<<<<

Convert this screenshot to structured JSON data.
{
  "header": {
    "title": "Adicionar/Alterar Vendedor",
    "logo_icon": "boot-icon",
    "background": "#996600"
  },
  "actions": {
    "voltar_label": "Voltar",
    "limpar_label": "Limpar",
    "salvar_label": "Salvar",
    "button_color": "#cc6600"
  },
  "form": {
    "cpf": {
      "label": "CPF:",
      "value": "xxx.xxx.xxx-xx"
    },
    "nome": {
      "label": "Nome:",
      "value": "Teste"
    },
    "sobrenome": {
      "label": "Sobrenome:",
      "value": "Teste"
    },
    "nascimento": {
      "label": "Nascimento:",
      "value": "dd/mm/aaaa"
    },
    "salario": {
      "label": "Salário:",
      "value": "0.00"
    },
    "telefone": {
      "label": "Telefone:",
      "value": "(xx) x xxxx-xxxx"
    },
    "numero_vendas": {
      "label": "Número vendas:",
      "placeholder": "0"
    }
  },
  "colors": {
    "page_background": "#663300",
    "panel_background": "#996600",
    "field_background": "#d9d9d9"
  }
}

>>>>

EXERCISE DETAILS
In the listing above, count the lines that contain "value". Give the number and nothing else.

WRITTEN RESPONSE
6